Discrete dislocation dynamics modelling of mechanical deformation of nickel-based single crystal superalloys
journal contributionposted on 13.11.2012, 11:02 authored by Minsheng Huang, Liguo ZhaoLiguo Zhao, Jie Tong
Discrete dislocation dynamics (DDD) has been used to model the deformation of nickelbased single crystal superalloys with a high volume fraction of precipitates at high temperature. A representative volume cell (RVC), comprising of both the precipitate and the matrix phase, was employed in the simulation where a periodic boundary condition was applied. The dislocation Frank–Read sources were randomly assigned with an initial density on the 12 octahedral slip systems in the matrix channel. Precipitate shearing by superdislocations was modelled using a back force model, and the coherency stress was considered by applying an initial internal stress field. Strain-controlled loading was applied to the RVC in the [0 0 1] direction. In addition to dislocation structure and density evolution, global stress–strain responses were also modelled considering the influence of precipitate shearing, precipitate morphology, internal microstructure scale (channel width and precipitate size) and coherency stress.

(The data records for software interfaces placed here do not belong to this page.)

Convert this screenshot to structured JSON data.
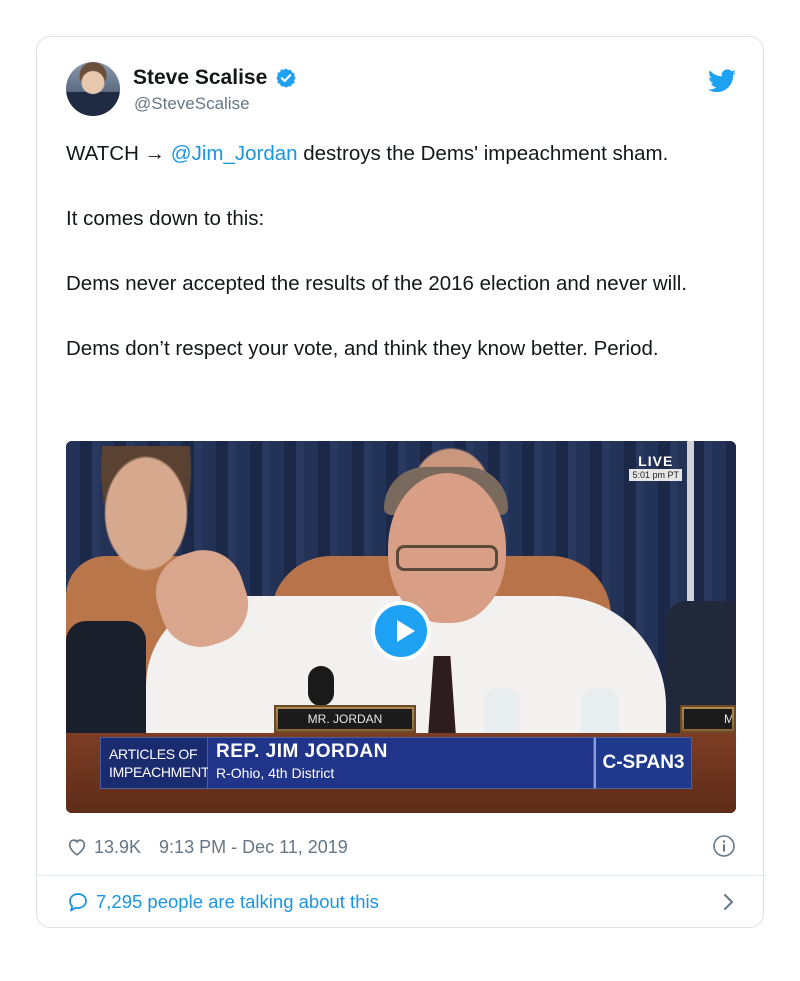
{
  "tweet": {
    "author": {
      "name": "Steve Scalise",
      "handle": "@SteveScalise"
    },
    "paragraphs": [
      {
        "before": "WATCH → ",
        "mention": "@Jim_Jordan",
        "after": " destroys the Dems' impeachment sham."
      },
      {
        "text": "It comes down to this:"
      },
      {
        "text": "Dems never accepted the results of the 2016 election and never will."
      },
      {
        "text": "Dems don’t respect your vote, and think they know better. Period."
      }
    ],
    "video": {
      "live_label": "LIVE",
      "live_time": "5:01 pm PT",
      "nameplate": "MR. JORDAN",
      "nameplate_right": "M",
      "lower_third": {
        "segment_line1": "ARTICLES OF",
        "segment_line2": "IMPEACHMENT",
        "speaker": "REP. JIM JORDAN",
        "district": "R-Ohio, 4th District",
        "network": "C-SPAN3"
      }
    },
    "likes": "13.9K",
    "timestamp": "9:13 PM - Dec 11, 2019",
    "talking": "7,295 people are talking about this",
    "colors": {
      "link": "#1b95e0",
      "muted": "#657786",
      "brand": "#1da1f2"
    },
    "icons": [
      "verified-badge-icon",
      "twitter-bird-icon",
      "play-icon",
      "heart-icon",
      "info-icon",
      "speech-bubble-icon",
      "chevron-right-icon"
    ]
  }
}
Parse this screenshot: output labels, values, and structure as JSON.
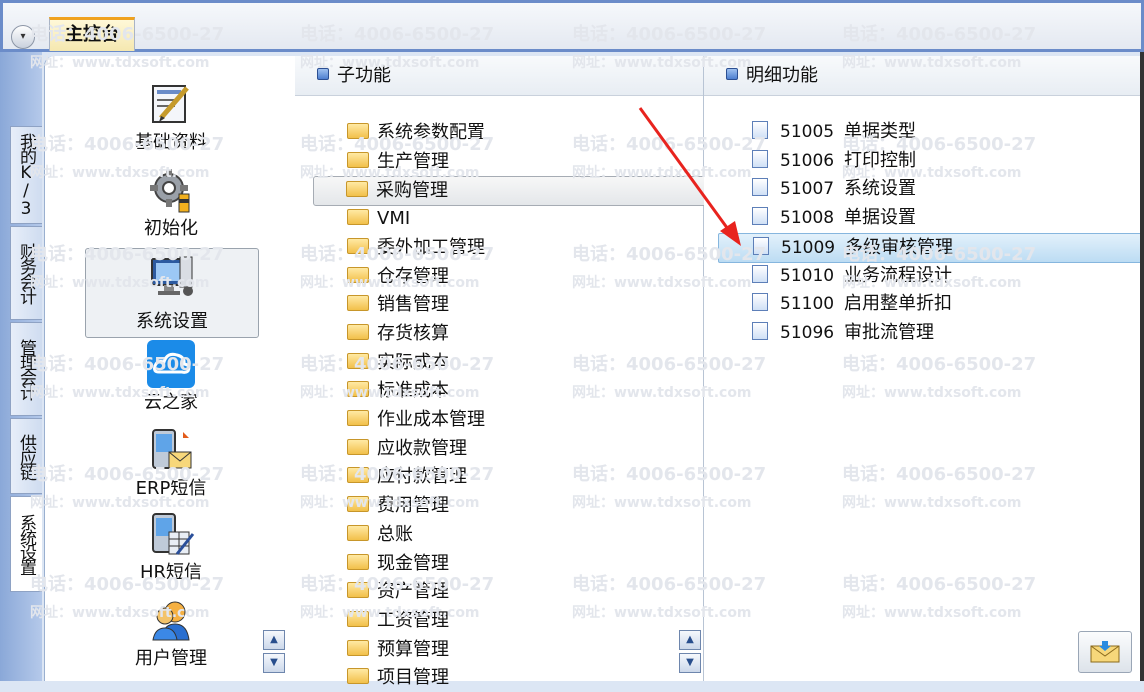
{
  "topbar": {
    "menu_glyph": "▾",
    "tab_label": "主控台"
  },
  "vertical_tabs": [
    {
      "label": "我的K/3"
    },
    {
      "label": "财务会计"
    },
    {
      "label": "管理会计"
    },
    {
      "label": "供应链"
    },
    {
      "label": "系统设置"
    }
  ],
  "modules": [
    {
      "label": "基础资料",
      "icon": "document-pen-icon"
    },
    {
      "label": "初始化",
      "icon": "gear-icon"
    },
    {
      "label": "系统设置",
      "icon": "computer-settings-icon"
    },
    {
      "label": "云之家",
      "icon": "cloud-icon"
    },
    {
      "label": "ERP短信",
      "icon": "phone-mail-icon"
    },
    {
      "label": "HR短信",
      "icon": "phone-calc-icon"
    },
    {
      "label": "用户管理",
      "icon": "users-icon"
    }
  ],
  "sub_functions": {
    "header": "子功能",
    "items": [
      "系统参数配置",
      "生产管理",
      "采购管理",
      "VMI",
      "委外加工管理",
      "仓存管理",
      "销售管理",
      "存货核算",
      "实际成本",
      "标准成本",
      "作业成本管理",
      "应收款管理",
      "应付款管理",
      "费用管理",
      "总账",
      "现金管理",
      "资产管理",
      "工资管理",
      "预算管理",
      "项目管理"
    ],
    "selected": "采购管理"
  },
  "detail_functions": {
    "header": "明细功能",
    "items": [
      {
        "code": "51005",
        "name": "单据类型"
      },
      {
        "code": "51006",
        "name": "打印控制"
      },
      {
        "code": "51007",
        "name": "系统设置"
      },
      {
        "code": "51008",
        "name": "单据设置"
      },
      {
        "code": "51009",
        "name": "多级审核管理"
      },
      {
        "code": "51010",
        "name": "业务流程设计"
      },
      {
        "code": "51100",
        "name": "启用整单折扣"
      },
      {
        "code": "51096",
        "name": "审批流管理"
      }
    ],
    "highlighted": "51009"
  },
  "watermark": {
    "phone": "电话：4006-6500-27",
    "site": "网址：www.tdxsoft.com"
  },
  "colors": {
    "accent_tab": "#f0a21f",
    "highlight": "#bcdcf3",
    "arrow": "#e8231e"
  }
}
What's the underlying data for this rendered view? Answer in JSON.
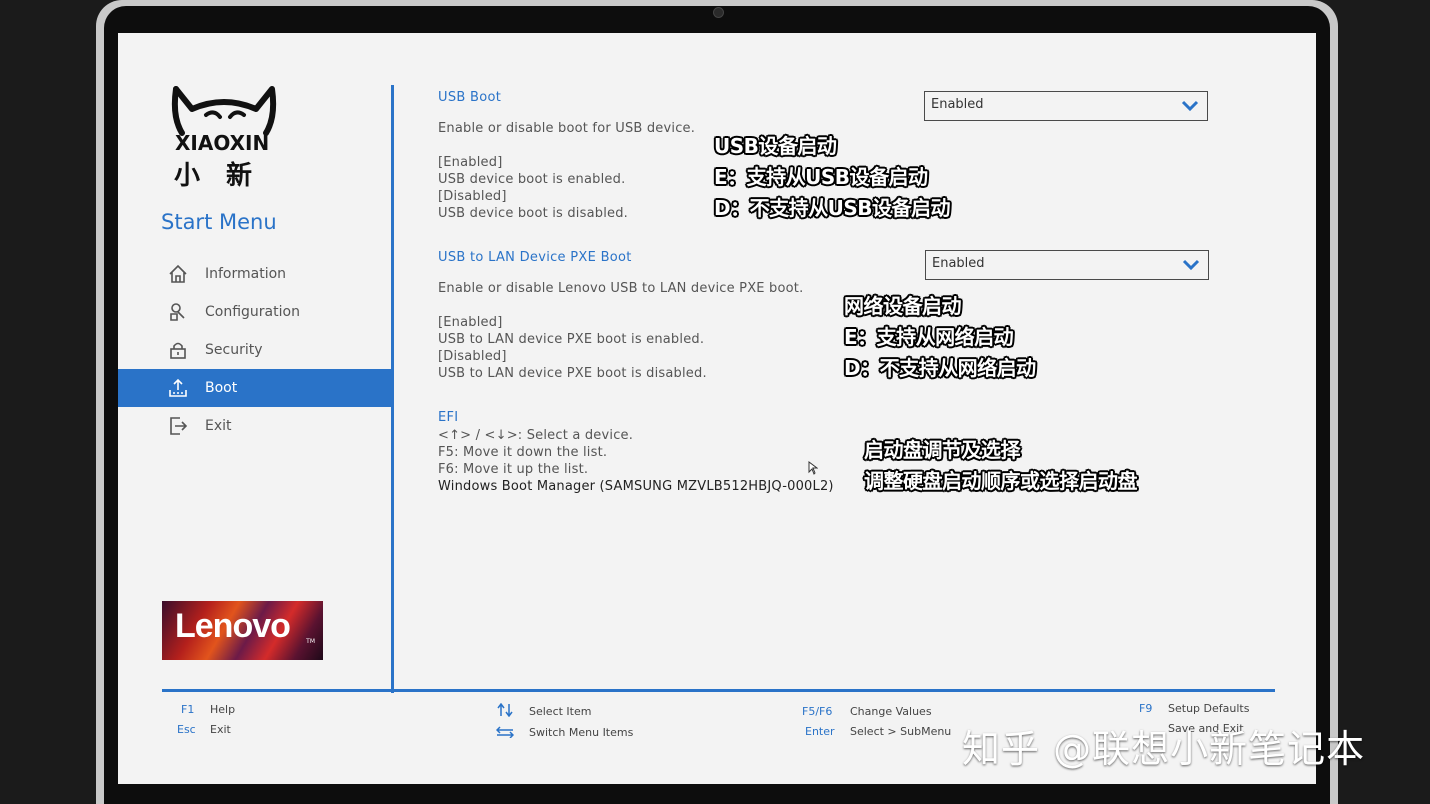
{
  "brand": {
    "logo_text": "XIAOXIN",
    "logo_cn": "小新",
    "lenovo": "Lenovo"
  },
  "sidebar": {
    "title": "Start Menu",
    "items": [
      {
        "label": "Information",
        "icon": "home-icon"
      },
      {
        "label": "Configuration",
        "icon": "configuration-icon"
      },
      {
        "label": "Security",
        "icon": "lock-icon"
      },
      {
        "label": "Boot",
        "icon": "boot-icon",
        "active": true
      },
      {
        "label": "Exit",
        "icon": "exit-icon"
      }
    ]
  },
  "usb_boot": {
    "title": "USB Boot",
    "desc": "Enable or disable boot for USB device.",
    "enabled_tag": "[Enabled]",
    "enabled_desc": "USB device boot is enabled.",
    "disabled_tag": "[Disabled]",
    "disabled_desc": "USB device boot is disabled.",
    "value": "Enabled"
  },
  "pxe_boot": {
    "title": "USB to LAN Device PXE Boot",
    "desc": "Enable or disable Lenovo USB to LAN device PXE boot.",
    "enabled_tag": "[Enabled]",
    "enabled_desc": "USB to LAN device PXE boot is enabled.",
    "disabled_tag": "[Disabled]",
    "disabled_desc": "USB to LAN device PXE boot is disabled.",
    "value": "Enabled"
  },
  "efi": {
    "title": "EFI",
    "line1": "<↑> / <↓>: Select a device.",
    "line2": "F5: Move it down the list.",
    "line3": "F6: Move it up the list.",
    "device": "Windows Boot Manager (SAMSUNG MZVLB512HBJQ-000L2)"
  },
  "annotations": {
    "usb": [
      "USB设备启动",
      "E：支持从USB设备启动",
      "D：不支持从USB设备启动"
    ],
    "pxe": [
      "网络设备启动",
      "E：支持从网络启动",
      "D：不支持从网络启动"
    ],
    "efi": [
      "启动盘调节及选择",
      "调整硬盘启动顺序或选择启动盘"
    ]
  },
  "footer": {
    "f1_key": "F1",
    "f1_desc": "Help",
    "esc_key": "Esc",
    "esc_desc": "Exit",
    "select_item": "Select Item",
    "switch_menu": "Switch Menu Items",
    "f5f6_key": "F5/F6",
    "f5f6_desc": "Change Values",
    "enter_key": "Enter",
    "enter_desc": "Select > SubMenu",
    "f9_key": "F9",
    "f9_desc": "Setup Defaults",
    "f10_desc": "Save and Exit"
  },
  "watermark": "知乎 @联想小新笔记本",
  "colors": {
    "accent": "#2a73c8",
    "screen_bg": "#f3f3f3"
  }
}
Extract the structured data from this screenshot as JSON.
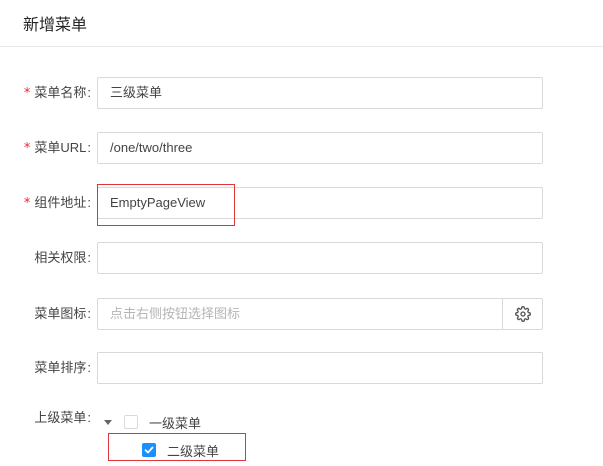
{
  "dialog": {
    "title": "新增菜单"
  },
  "form": {
    "menu_name": {
      "label": "菜单名称",
      "required": true,
      "value": "三级菜单"
    },
    "menu_url": {
      "label": "菜单URL",
      "required": true,
      "value": "/one/two/three"
    },
    "component": {
      "label": "组件地址",
      "required": true,
      "value": "EmptyPageView"
    },
    "permission": {
      "label": "相关权限",
      "required": false,
      "value": ""
    },
    "icon": {
      "label": "菜单图标",
      "required": false,
      "value": "",
      "placeholder": "点击右侧按钮选择图标",
      "button_icon": "gear-icon"
    },
    "order": {
      "label": "菜单排序",
      "required": false,
      "value": ""
    },
    "parent": {
      "label": "上级菜单",
      "tree": [
        {
          "label": "一级菜单",
          "checked": false,
          "expanded": true
        },
        {
          "label": "二级菜单",
          "checked": true
        }
      ]
    },
    "colon": ":",
    "required_mark": "*"
  },
  "colors": {
    "required": "#f5222d",
    "checkbox_checked": "#1890ff",
    "highlight_box": "#e0353b"
  }
}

A three-stage stress–strain response observed in the experiments was modelled when precipitate shearing by superdislocations was considered. The polarised dislocation structure deposited on the precipitate/matrix interface was found to be the dominant strain hardening mechanism. Internal microstructure size, precipitate shape and arrangement can significantly affect the deformation of the single crystal superalloy by changing the constraint effect and dislocation mobility. The coherency stress field has a negligible influence on the stress–strain response, at least for cuboidal precipitates considered in the simulation. Preliminary work was also carried out to simulate the cyclic deformation in a single crystal Ni-based superalloy using the DDD model, although no cyclic hardening or softening was captured due to the lack of precipitate shearing and dislocation cross slip for the applied strain considered.
- Mechanical, Electrical and Manufacturing Engineering